Rep. Dave Camp (R-Mich.), chairman of the House ways and means committee and the lawmaker pushing tax reform, won't seek re-election, putting one of the most powerful positions in Congress in play.
Sen. Ron Wyden
Rep. Dave Camp (R-Mich.), the outgoing chairman of the House Ways and Means Committee, unveiled his tax reform package Wednesday, and the bad news for the advertising and media industries is that it includes new limits on the advertising tax deduction. As feared, Camp's proposal would cut the deduction by half in the first year with the rest amortized over 10 years.
The fate of the advertising tax deduction on the Senate side now rests with Ron Wyden (D-Ore.), who was officially confirmed by the Senate as chairman of the powerful finance committee on Thursday.
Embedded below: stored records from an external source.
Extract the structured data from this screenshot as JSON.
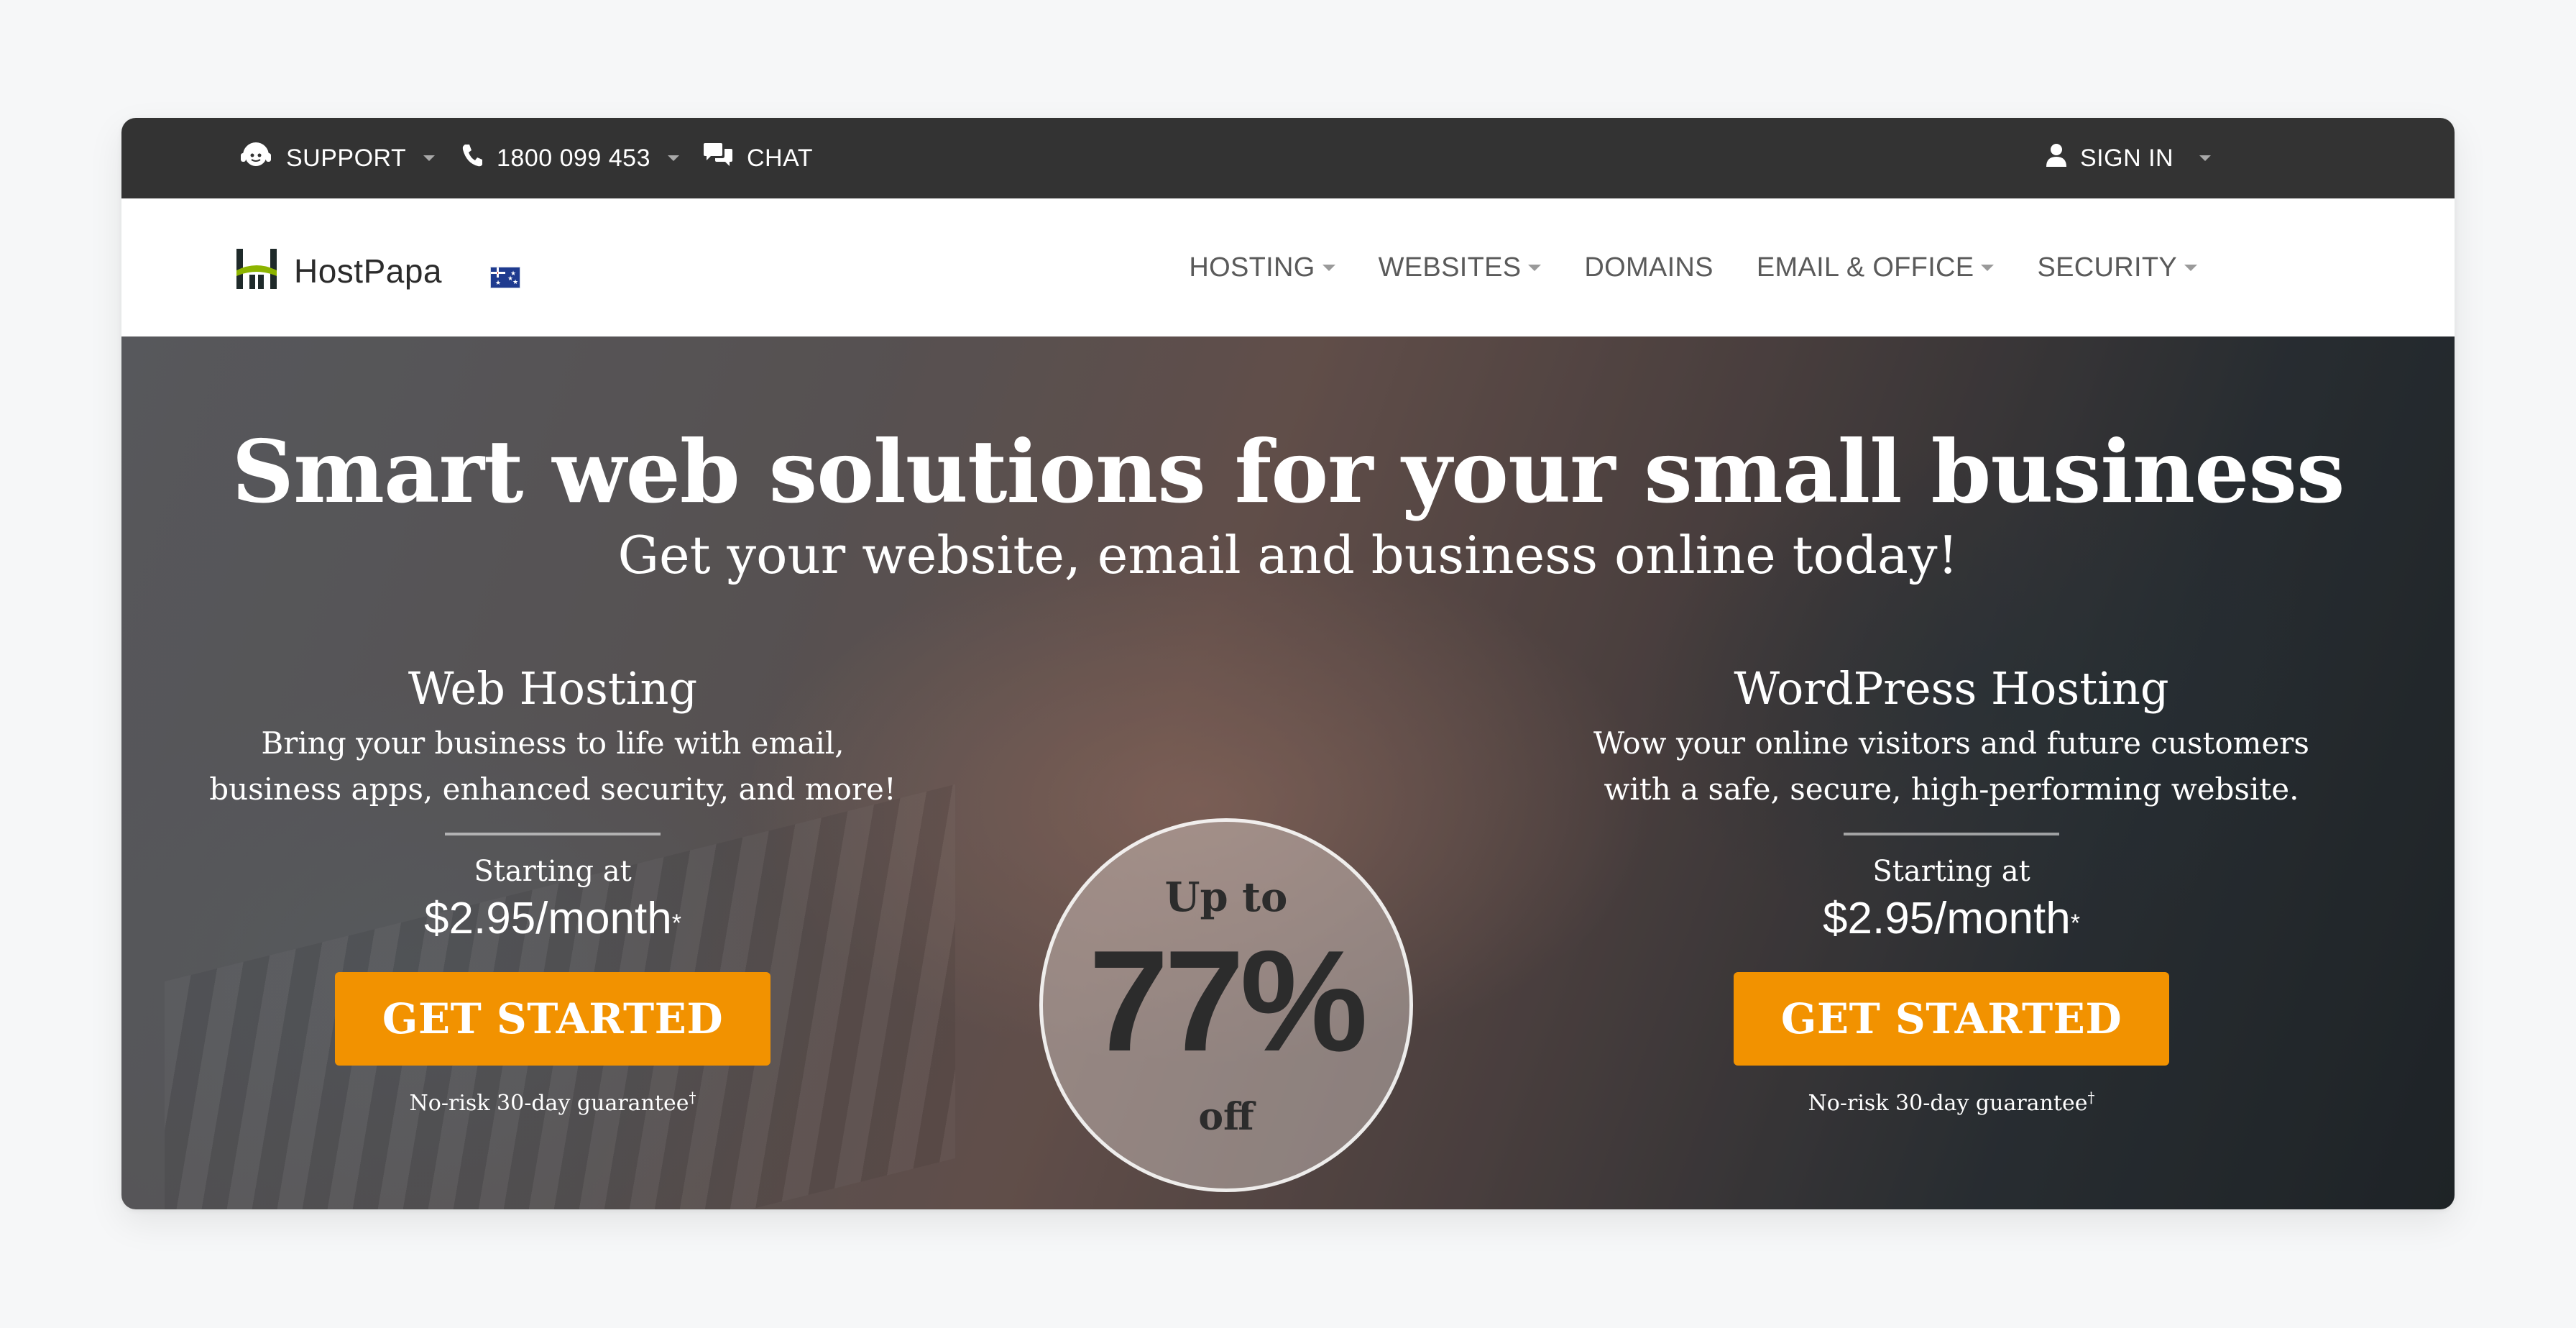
{
  "topbar": {
    "support_label": "SUPPORT",
    "phone_label": "1800 099 453",
    "chat_label": "CHAT",
    "signin_label": "SIGN IN"
  },
  "header": {
    "logo_text": "HostPapa",
    "nav": [
      {
        "label": "HOSTING",
        "has_dropdown": true
      },
      {
        "label": "WEBSITES",
        "has_dropdown": true
      },
      {
        "label": "DOMAINS",
        "has_dropdown": false
      },
      {
        "label": "EMAIL & OFFICE",
        "has_dropdown": true
      },
      {
        "label": "SECURITY",
        "has_dropdown": true
      }
    ]
  },
  "hero": {
    "title": "Smart web solutions for your small business",
    "subtitle": "Get your website, email and business online today!",
    "badge": {
      "top": "Up to",
      "percent": "77%",
      "bottom": "off"
    },
    "plans": [
      {
        "title": "Web Hosting",
        "description": "Bring your business to life with email, business apps, enhanced security, and more!",
        "starting_label": "Starting at",
        "price": "$2.95/month",
        "price_mark": "*",
        "cta_label": "GET STARTED",
        "guarantee": "No-risk 30-day guarantee",
        "guarantee_mark": "†"
      },
      {
        "title": "WordPress Hosting",
        "description": "Wow your online visitors and future customers with a safe, secure, high-performing website.",
        "starting_label": "Starting at",
        "price": "$2.95/month",
        "price_mark": "*",
        "cta_label": "GET STARTED",
        "guarantee": "No-risk 30-day guarantee",
        "guarantee_mark": "†"
      }
    ]
  },
  "colors": {
    "topbar_bg": "#333333",
    "cta_orange": "#f29200",
    "logo_green": "#8db400",
    "logo_dark": "#1f2a2a"
  },
  "icons": [
    "support-agent-icon",
    "phone-icon",
    "chat-bubbles-icon",
    "user-icon",
    "hostpapa-logo-icon",
    "australia-flag-icon"
  ]
}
When the Internet speaks, Congress jumps. Only days after the White House came out in support of a White House petition to legalize cell phone unlocking, a number of lawmakers have taken up the cause and introduced legislation.
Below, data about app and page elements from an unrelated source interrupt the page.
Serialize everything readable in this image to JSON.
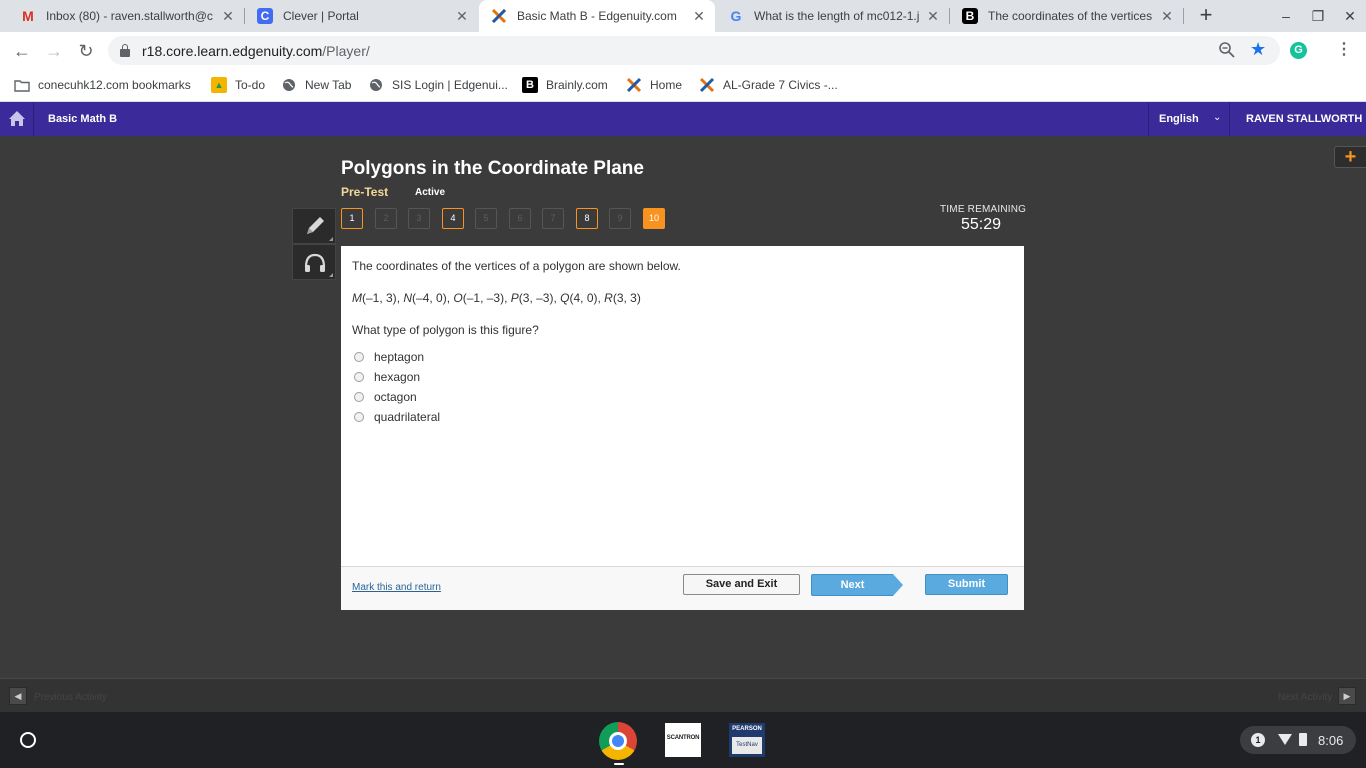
{
  "browser": {
    "tabs": [
      {
        "title": "Inbox (80) - raven.stallworth@c",
        "favicon": "gmail-icon",
        "color": "#d93025",
        "active": false
      },
      {
        "title": "Clever | Portal",
        "favicon": "clever-icon",
        "color": "#436cf2",
        "active": false
      },
      {
        "title": "Basic Math B - Edgenuity.com",
        "favicon": "edgenuity-icon",
        "color": "#e8710a",
        "active": true
      },
      {
        "title": "What is the length of mc012-1.j",
        "favicon": "google-icon",
        "color": "#4285f4",
        "active": false
      },
      {
        "title": "The coordinates of the vertices c",
        "favicon": "brainly-icon",
        "color": "#000000",
        "active": false
      }
    ],
    "url_host": "r18.core.learn.edgenuity.com",
    "url_path": "/Player/",
    "bookmarks": [
      {
        "label": "conecuhk12.com bookmarks",
        "icon": "folder-icon"
      },
      {
        "label": "To-do",
        "icon": "todo-icon"
      },
      {
        "label": "New Tab",
        "icon": "globe-icon"
      },
      {
        "label": "SIS Login | Edgenui...",
        "icon": "globe-icon"
      },
      {
        "label": "Brainly.com",
        "icon": "brainly-icon"
      },
      {
        "label": "Home",
        "icon": "edgenuity-icon"
      },
      {
        "label": "AL-Grade 7 Civics -...",
        "icon": "edgenuity-icon"
      }
    ]
  },
  "header": {
    "course": "Basic Math B",
    "language": "English",
    "user": "RAVEN STALLWORTH",
    "bg_color": "#3b2a99"
  },
  "lesson": {
    "title": "Polygons in the Coordinate Plane",
    "activity_type": "Pre-Test",
    "status": "Active",
    "timer_label": "TIME REMAINING",
    "timer": "55:29"
  },
  "question_nav": [
    {
      "label": "1",
      "state": "answered"
    },
    {
      "label": "2",
      "state": "unanswered"
    },
    {
      "label": "3",
      "state": "unanswered"
    },
    {
      "label": "4",
      "state": "answered"
    },
    {
      "label": "5",
      "state": "unanswered"
    },
    {
      "label": "6",
      "state": "unanswered"
    },
    {
      "label": "7",
      "state": "unanswered"
    },
    {
      "label": "8",
      "state": "answered"
    },
    {
      "label": "9",
      "state": "unanswered"
    },
    {
      "label": "10",
      "state": "current"
    }
  ],
  "question": {
    "stem": "The coordinates of the vertices of a polygon are shown below.",
    "points": [
      {
        "name": "M",
        "coords": "(–1, 3)"
      },
      {
        "name": "N",
        "coords": "(–4, 0)"
      },
      {
        "name": "O",
        "coords": "(–1, –3)"
      },
      {
        "name": "P",
        "coords": "(3, –3)"
      },
      {
        "name": "Q",
        "coords": "(4, 0)"
      },
      {
        "name": "R",
        "coords": "(3, 3)"
      }
    ],
    "prompt": "What type of polygon is this figure?",
    "choices": [
      "heptagon",
      "hexagon",
      "octagon",
      "quadrilateral"
    ]
  },
  "footer": {
    "mark_link": "Mark this and return",
    "save": "Save and Exit",
    "next": "Next",
    "submit": "Submit"
  },
  "activity_nav": {
    "prev": "Previous Activity",
    "next": "Next Activity"
  },
  "shelf": {
    "apps": [
      "chrome-icon",
      "scantron-icon",
      "testnav-icon"
    ],
    "scantron_label": "SCANTRON",
    "testnav_top": "PEARSON",
    "testnav_bottom": "TestNav",
    "notification_count": "1",
    "time": "8:06"
  },
  "accent_color": "#f7931e"
}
In a sign that Internet giants will help drive the agenda in Washington, more than half a dozen lawmakers representing both sides of the aisle today paid homage to the $8 trillion annual Internet industry—a part of the economy no lawmaker wants to disrupt, let alone upset.
One year ago today websites like Wikipedia and Reddit went dark to protest two anti-piracy bills that no one outside the Beltway had ever heard of before. Today, because of that blackout, the acronyms SOPA and PIPA are practically household names.
Sen. Ron Wyden is practically a rock star among the Internet community. Hailed as the “Senator from the Internet,” the Democratic member from Oregon seemed to relish the accolades during his morning address kicking off the second day of the innovation policy summit at the International CES.
Pandora has become the poster child in the fight over royalties for music streamed over the Internet. As the debate heats up in advance of a House Judiciary hearing at the end of the month, more than 125 musicians and singers signed an open letter that will be published in the Nov.
Internet radio services like Pandora may be popular, but they haven't been profitable, largely because of crippling music royalties. Hoping to turn around a lousy business model, Pandora and Clear Channel—along with 11 other Internet radio companies and trade associations—have formed the Internet Radio Fairness Coalition.